Review – Spectrewoods

After reading about the hardships some independent developers have when trying to acquire a PlayStation 4 development kit, I wonder how Spectrewoods came to exist. Terrible games are everywhere on the dark, gloomy bottom of the PSN store, but this one is something else. I really don’t know whether or not this is just the laziest attempt at making a game ever since My Name Is Mayo, or just an artistic endeavor that backfired in the most embarrassing of ways.

Spectrewoods Cutscene

This is what Spectrewoods calls a “cutscene”.

According to its PSN store page, Spectrewoods is, supposedly, a walking simulator set right when some schmuck was about to marry another schmuck in front of a minister. It’s hard to actually pay attention to whatever is happening in the game because, first of all, it lasts for five minutes. Maybe three if you know what you’re doing (which you won’t). Second of all, because the game is devoid of dialogue, text, or pretty much any kind of sound effect besides some horrendously compressed gunshot sounds. Finally, there’s the issue with its presentation. My lord, the presentation…

The pictures in this review don’t do Spectrewoods justice. To call this game “ugly” is a disrespectful detriment towards other hideous games I’ve played over the years. The weird thing about it is that Spectrewoods isn’t an asset flip. I legit believe all (half a dozen) assets in this game have been rendered in-house. The problem is that they are some of the most visually abhorrent things I have ever seen in a video game. I am not exaggerating when I say that there are newbie games made on Dreams that look better than Spectrewoods.

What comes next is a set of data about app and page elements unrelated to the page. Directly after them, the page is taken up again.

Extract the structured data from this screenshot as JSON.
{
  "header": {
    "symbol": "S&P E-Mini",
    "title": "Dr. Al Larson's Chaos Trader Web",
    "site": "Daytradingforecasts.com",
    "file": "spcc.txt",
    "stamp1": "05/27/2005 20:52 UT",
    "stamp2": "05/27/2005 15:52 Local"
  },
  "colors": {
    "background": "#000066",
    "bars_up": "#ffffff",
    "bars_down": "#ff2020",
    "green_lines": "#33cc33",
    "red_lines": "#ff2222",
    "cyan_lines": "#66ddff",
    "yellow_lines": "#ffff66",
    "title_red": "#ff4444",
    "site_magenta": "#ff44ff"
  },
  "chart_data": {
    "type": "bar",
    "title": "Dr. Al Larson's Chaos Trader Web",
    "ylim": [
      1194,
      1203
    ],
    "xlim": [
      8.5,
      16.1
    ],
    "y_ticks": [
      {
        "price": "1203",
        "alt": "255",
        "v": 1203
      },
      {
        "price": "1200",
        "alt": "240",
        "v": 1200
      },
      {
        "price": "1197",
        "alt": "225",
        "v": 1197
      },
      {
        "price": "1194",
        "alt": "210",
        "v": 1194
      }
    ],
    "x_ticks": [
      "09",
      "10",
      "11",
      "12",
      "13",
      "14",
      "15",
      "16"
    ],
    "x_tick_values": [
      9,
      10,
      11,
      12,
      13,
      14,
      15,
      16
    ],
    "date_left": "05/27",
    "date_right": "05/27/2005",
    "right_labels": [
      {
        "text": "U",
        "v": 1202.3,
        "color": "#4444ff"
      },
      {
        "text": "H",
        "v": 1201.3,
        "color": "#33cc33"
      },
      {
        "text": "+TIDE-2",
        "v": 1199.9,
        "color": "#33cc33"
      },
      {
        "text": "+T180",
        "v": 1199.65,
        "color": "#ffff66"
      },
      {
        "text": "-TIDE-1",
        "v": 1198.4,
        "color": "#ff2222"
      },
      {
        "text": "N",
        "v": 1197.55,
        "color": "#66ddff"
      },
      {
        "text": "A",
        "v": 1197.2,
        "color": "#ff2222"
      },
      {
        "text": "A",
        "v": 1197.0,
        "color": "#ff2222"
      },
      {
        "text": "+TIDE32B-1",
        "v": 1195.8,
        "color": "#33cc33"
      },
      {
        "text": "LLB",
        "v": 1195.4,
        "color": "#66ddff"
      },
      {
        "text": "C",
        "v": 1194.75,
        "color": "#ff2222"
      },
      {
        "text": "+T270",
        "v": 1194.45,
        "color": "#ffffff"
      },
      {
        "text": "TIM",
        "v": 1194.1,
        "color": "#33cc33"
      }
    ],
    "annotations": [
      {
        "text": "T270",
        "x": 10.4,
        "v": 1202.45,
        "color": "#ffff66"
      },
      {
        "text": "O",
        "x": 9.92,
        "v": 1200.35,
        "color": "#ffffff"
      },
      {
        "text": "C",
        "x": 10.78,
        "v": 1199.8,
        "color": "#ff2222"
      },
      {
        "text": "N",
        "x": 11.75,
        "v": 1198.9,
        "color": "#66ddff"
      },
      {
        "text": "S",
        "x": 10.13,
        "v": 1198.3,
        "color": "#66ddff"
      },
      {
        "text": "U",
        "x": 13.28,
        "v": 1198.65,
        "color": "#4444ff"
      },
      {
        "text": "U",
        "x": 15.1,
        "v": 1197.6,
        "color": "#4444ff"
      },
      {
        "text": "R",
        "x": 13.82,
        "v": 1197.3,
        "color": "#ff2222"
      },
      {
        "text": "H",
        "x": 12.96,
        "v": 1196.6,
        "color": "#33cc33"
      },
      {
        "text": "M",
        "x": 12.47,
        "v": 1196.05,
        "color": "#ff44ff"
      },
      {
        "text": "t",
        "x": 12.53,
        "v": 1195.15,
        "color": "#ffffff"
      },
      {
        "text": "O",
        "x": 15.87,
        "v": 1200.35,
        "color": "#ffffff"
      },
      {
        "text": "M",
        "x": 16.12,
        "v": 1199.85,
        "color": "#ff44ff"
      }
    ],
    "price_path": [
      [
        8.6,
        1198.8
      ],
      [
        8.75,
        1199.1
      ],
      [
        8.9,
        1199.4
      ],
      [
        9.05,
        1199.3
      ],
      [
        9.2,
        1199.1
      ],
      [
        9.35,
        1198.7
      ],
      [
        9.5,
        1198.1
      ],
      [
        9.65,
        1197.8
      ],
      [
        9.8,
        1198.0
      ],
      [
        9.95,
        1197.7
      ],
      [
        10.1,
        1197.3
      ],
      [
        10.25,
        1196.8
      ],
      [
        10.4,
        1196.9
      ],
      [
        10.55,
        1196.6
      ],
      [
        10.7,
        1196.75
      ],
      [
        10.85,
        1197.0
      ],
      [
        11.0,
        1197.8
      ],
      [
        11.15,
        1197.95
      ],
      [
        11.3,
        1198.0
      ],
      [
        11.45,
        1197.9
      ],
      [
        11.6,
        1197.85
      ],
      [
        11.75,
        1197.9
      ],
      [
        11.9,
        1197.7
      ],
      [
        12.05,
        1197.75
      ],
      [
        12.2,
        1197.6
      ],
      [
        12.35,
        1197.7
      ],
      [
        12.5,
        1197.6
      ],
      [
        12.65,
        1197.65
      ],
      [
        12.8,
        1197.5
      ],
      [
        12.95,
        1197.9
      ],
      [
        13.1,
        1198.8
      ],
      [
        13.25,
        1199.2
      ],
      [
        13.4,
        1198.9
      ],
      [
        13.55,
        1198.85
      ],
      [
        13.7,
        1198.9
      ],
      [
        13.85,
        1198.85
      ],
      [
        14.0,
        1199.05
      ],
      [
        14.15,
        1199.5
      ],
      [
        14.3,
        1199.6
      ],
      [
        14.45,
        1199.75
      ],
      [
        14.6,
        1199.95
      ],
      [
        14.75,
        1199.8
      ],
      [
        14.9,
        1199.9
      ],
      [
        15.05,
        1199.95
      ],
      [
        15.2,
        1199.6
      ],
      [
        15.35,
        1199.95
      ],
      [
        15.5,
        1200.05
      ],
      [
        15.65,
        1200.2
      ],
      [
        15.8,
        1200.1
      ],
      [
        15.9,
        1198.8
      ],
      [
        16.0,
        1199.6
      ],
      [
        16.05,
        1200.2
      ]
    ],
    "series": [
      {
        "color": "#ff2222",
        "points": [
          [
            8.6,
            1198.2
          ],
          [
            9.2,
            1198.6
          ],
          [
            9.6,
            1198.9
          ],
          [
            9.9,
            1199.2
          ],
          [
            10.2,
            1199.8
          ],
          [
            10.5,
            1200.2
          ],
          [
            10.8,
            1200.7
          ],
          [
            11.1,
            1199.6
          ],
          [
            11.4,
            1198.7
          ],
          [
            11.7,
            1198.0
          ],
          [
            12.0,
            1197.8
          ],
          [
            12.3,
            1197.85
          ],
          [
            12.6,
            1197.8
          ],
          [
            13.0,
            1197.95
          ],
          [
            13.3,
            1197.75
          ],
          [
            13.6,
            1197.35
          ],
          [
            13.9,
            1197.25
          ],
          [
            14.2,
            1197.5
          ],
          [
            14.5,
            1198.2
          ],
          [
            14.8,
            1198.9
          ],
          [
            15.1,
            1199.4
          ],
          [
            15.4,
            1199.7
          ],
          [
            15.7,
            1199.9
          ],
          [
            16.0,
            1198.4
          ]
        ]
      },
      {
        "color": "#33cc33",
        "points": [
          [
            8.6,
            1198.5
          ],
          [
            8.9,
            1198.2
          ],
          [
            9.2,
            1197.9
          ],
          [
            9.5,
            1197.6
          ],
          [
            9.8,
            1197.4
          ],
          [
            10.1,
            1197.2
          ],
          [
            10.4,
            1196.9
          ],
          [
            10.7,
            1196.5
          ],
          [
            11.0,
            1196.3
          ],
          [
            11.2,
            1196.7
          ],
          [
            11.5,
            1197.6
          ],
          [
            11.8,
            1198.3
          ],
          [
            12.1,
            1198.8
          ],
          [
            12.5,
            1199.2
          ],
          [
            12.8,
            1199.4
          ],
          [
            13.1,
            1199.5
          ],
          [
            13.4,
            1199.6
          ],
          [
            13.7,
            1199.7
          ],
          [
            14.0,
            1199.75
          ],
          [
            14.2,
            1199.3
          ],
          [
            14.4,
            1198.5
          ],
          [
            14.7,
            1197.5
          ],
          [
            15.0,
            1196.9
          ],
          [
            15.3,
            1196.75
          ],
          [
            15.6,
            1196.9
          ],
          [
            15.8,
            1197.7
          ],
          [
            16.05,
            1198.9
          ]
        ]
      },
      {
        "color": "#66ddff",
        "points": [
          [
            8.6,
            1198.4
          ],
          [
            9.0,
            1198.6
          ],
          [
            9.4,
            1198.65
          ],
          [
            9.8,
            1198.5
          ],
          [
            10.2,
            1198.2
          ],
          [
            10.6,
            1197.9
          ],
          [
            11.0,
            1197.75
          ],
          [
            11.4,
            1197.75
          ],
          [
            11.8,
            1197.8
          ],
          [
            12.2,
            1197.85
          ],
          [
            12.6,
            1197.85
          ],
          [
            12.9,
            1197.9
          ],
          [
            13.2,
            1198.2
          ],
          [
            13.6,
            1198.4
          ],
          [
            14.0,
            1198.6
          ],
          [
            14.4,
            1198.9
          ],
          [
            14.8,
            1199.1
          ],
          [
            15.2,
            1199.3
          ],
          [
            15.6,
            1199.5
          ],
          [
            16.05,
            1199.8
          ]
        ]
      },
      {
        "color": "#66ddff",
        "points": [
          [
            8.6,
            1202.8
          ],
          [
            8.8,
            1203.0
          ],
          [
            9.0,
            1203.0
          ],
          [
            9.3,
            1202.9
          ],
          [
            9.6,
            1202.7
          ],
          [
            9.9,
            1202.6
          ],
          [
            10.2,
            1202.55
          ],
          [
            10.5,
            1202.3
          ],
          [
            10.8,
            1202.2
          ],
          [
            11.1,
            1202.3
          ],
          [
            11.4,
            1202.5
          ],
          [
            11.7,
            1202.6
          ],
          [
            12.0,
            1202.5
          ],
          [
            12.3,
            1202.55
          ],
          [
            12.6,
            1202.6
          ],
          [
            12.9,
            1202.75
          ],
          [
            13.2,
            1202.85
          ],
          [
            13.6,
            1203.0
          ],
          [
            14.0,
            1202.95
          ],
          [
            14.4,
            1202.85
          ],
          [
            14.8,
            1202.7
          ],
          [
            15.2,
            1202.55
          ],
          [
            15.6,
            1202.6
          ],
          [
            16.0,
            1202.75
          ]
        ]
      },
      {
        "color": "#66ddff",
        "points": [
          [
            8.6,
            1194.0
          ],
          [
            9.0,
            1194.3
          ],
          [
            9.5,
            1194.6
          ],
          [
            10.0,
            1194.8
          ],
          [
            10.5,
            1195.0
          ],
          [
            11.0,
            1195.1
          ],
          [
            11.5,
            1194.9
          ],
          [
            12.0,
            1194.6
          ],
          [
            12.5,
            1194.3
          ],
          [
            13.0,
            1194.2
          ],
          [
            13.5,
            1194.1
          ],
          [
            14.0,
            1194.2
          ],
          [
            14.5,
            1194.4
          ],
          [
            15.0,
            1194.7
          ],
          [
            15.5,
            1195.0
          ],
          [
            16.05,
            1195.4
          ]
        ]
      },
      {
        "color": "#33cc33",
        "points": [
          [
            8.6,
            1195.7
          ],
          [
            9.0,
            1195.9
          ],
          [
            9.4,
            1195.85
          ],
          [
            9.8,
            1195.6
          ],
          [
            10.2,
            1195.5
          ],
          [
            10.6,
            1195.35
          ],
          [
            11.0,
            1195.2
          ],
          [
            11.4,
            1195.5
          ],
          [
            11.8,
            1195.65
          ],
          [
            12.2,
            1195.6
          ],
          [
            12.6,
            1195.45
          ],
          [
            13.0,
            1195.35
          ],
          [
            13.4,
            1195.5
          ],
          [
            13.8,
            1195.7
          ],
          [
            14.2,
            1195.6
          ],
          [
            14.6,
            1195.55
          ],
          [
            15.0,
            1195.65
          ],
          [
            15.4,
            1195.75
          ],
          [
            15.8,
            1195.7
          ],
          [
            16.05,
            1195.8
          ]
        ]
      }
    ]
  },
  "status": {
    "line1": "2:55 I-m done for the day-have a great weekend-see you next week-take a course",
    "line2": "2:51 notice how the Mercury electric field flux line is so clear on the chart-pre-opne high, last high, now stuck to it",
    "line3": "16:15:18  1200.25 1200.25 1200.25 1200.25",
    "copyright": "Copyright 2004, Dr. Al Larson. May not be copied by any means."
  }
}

I also have to point out that there are lots of newbie games made on Dreams that last for longer.

Spectrewoods Visuals

I’m thankful the game’s aspect ratio is so small. Looking at it is already pretty painful as is.

The entirety of the game is comprised of three levels. In the first two, you may have to shoot at a few ghosts and head to a portal by following a trail of flowers. I will give credit where credit is due: the controls work. You can actually shoot at what you are supposed to shoot at. You can even move the camera around with the DualShock 4’s trackpad if you’re a masochist, as the programming is terrible.

The last level is only a few dozen seconds long, being comprised of a cutscene. You will install, play, and platinum Spectrewoods in just a few minutes. Was it worth the mere fifty cents I was asked for at the PSN store? Absolutely not. If you think this review is a bit too short and vague, well, the damn thing is five minutes long. Good luck trying to talk about it for longer.


The only kind of enemy you’ll fight in Spectrewoods.

I would be able to ignore Spectrewoods‘ existence if this game was either a tech demo, a free title, or your run-of-the-mill Steam shovelware, but this is a PlayStation 4 title being sold for actual money. It’s a commercial product, and a truly terrible one at that. If you’re really, really, really desperate for yet another platinum trophy, without caring about the quality of the final product per se, go for it, you’ll waste three minutes of your life grabbing all of its trophies. You can also play it in order to laugh at its ineptitude, but considering its microscopic runtime, your laughs will last longer than the time it takes to beat this game.


Graphics: 0.5

Calling Spectrewoods an ugly game is a disservice to other hideous games out in the wild, as this one went out of its way to look as unpleasant as the human eye can tolerate.

Gameplay: 2.0

It technically works, but then again, you will barely use the very few gameplay elements at your disposal, due to how limited the runtime is, and how limited the amount of actual things to do is as well.

Sound: 0.5

Every now and then, you’ll hear a heavily compressed gun shot. You might also hear a heavily compressed scream if you get hurt. That’s all Spectrewoods has to offer.

Fun Factor: 1.0

Do you want to get a platinum trophy? Go for it, you’ll get one in about three minutes. Do you want to laugh at some really poor visuals and mechanics? You can also do that too, but your laughter will last longer than the actual game’s runtime.

Final Verdict: 1.0

Spectrewoods is available now on PS4.

Reviewed on PS4.